Why is business performance lagging in Africa? To provide answers, this volume focuses on the day-to-day problems that private sector managers and entrepreneurs there encounter. Through enterprise surveys conducted in several African countries, particularly in sub-Saharan Africa, these business people identify poor infrastructure -particularly the lack of a reliable source of power -as a huge constraint on private sector activity. Politics also plays a key role in limiting the success of African businesses. Many countries there have private sectors that are ethnically segmented or dominated by ethnic minorities or both. Segmented networks in already sparse economic environments limit competition, encourage an ambivalent attitude toward facilitating a good business environment, and constrain the growth of firms outside the dominant network. Consequently, Africa has yet to see the emergence of a broad-based business class. Africa's Private Sector identifies several solutions to address both the infrastructure and political economy constraints hampering business growth in Africa.

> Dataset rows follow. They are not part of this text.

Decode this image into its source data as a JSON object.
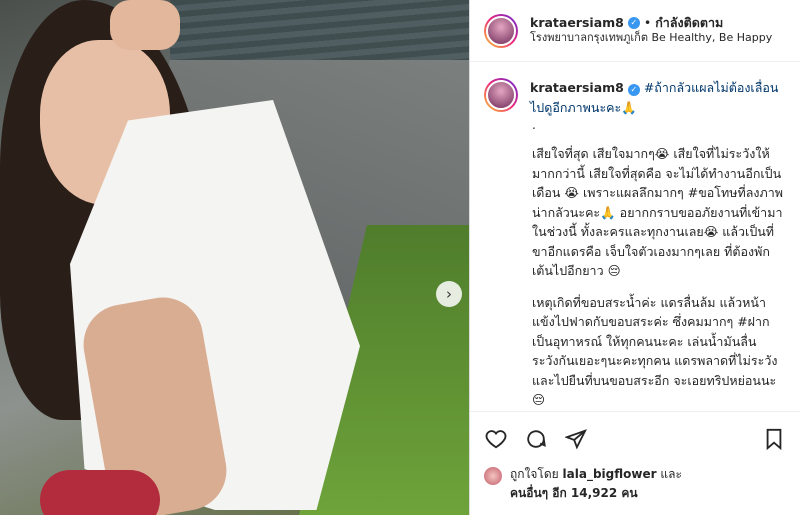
{
  "post": {
    "username": "krataersiam8",
    "follow_label": "กำลังติดตาม",
    "separator": "•",
    "location": "โรงพยาบาลกรุงเทพภูเก็ต Be Healthy, Be Happy",
    "photo_next_icon": "chevron-right-icon"
  },
  "caption": {
    "title_hashtag": "#ถ้ากลัวแผลไม่ต้องเลื่อนไปดูอีกภาพนะคะ",
    "title_emoji": "🙏",
    "dot": ".",
    "paragraphs": [
      "เสียใจที่สุด เสียใจมากๆ😭 เสียใจที่ไม่ระวังให้มากกว่านี้ เสียใจที่สุดคือ จะไม่ได้ทำงานอีกเป็นเดือน 😭 เพราะแผลลึกมากๆ #ขอโทษที่ลงภาพน่ากลัวนะคะ🙏 อยากกราบขออภัยงานที่เข้ามาในช่วงนี้ ทั้งละครและทุกงานเลย😭 แล้วเป็นที่ขาอีกแดรคือ เจ็บใจตัวเองมากๆเลย ที่ต้องพักเต้นไปอีกยาว 😔",
      "เหตุเกิดที่ขอบสระน้ำค่ะ แดรลื่นล้ม แล้วหน้าแข้งไปฟาดกับขอบสระค่ะ ซึ่งคมมากๆ #ฝากเป็นอุทาหรณ์ ให้ทุกคนนะคะ เล่นน้ำมันลื่น ระวังกันเยอะๆนะคะทุกคน แดรพลาดที่ไม่ระวัง และไปยืนที่บนขอบสระอีก จะเอยทริปหย่อนนะ😔"
    ]
  },
  "actions": {
    "like_icon": "heart-icon",
    "comment_icon": "comment-icon",
    "share_icon": "share-icon",
    "save_icon": "bookmark-icon"
  },
  "likes": {
    "prefix": "ถูกใจโดย",
    "user": "lala_bigflower",
    "and": "และ",
    "others": "คนอื่นๆ อีก 14,922 คน"
  },
  "colors": {
    "verified": "#3897f0",
    "hashtag": "#00376b",
    "border": "#dbdbdb"
  }
}
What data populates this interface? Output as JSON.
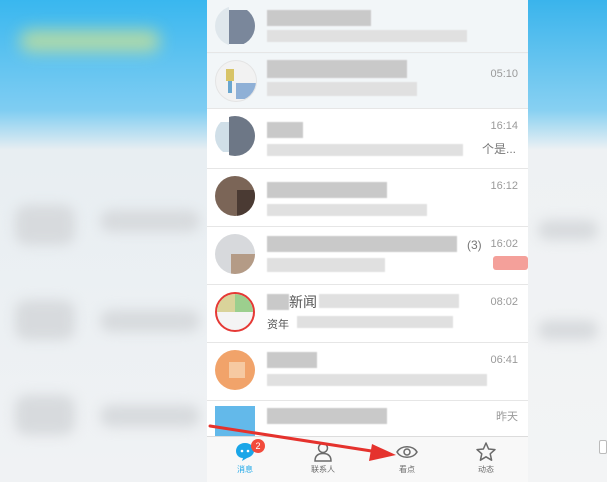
{
  "conversations": [
    {
      "time": "",
      "preview_tail": "",
      "count": ""
    },
    {
      "time": "05:10",
      "preview_tail": "",
      "count": ""
    },
    {
      "time": "16:14",
      "preview_tail": "个是...",
      "count": ""
    },
    {
      "time": "16:12",
      "preview_tail": "",
      "count": ""
    },
    {
      "time": "16:02",
      "preview_tail": "",
      "count": "(3)"
    },
    {
      "time": "08:02",
      "preview_tail": "",
      "count": "",
      "title_fragment": "新闻",
      "subtitle_fragment": "资年"
    },
    {
      "time": "06:41",
      "preview_tail": "",
      "count": ""
    },
    {
      "time": "昨天",
      "preview_tail": "",
      "count": ""
    }
  ],
  "tabbar": {
    "messages": {
      "label": "消息",
      "badge": "2"
    },
    "contacts": {
      "label": "联系人"
    },
    "kandian": {
      "label": "看点"
    },
    "dynamics": {
      "label": "动态"
    }
  },
  "colors": {
    "accent": "#1aa6e8",
    "badge": "#f24b3c",
    "annotation_arrow": "#e5322d"
  },
  "icons": {
    "messages": "chat-bubble-icon",
    "contacts": "person-icon",
    "kandian": "eye-icon",
    "dynamics": "star-icon",
    "annotation": "red-arrow-icon"
  }
}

Vijaya Ramachandran , senior fellow at the Center for Global Development, USA, works on private sector development, entrepreneurship, and foreign direct investment and manages CGD's program on fragile states. Alan Gelb is the director of development in the Development Economics Vice Presidency at the World Bank and an expert on African economic issues. Manju Kedia Shah is an economist, working on a wide variety of issues related to the business environment and productivity in Africa.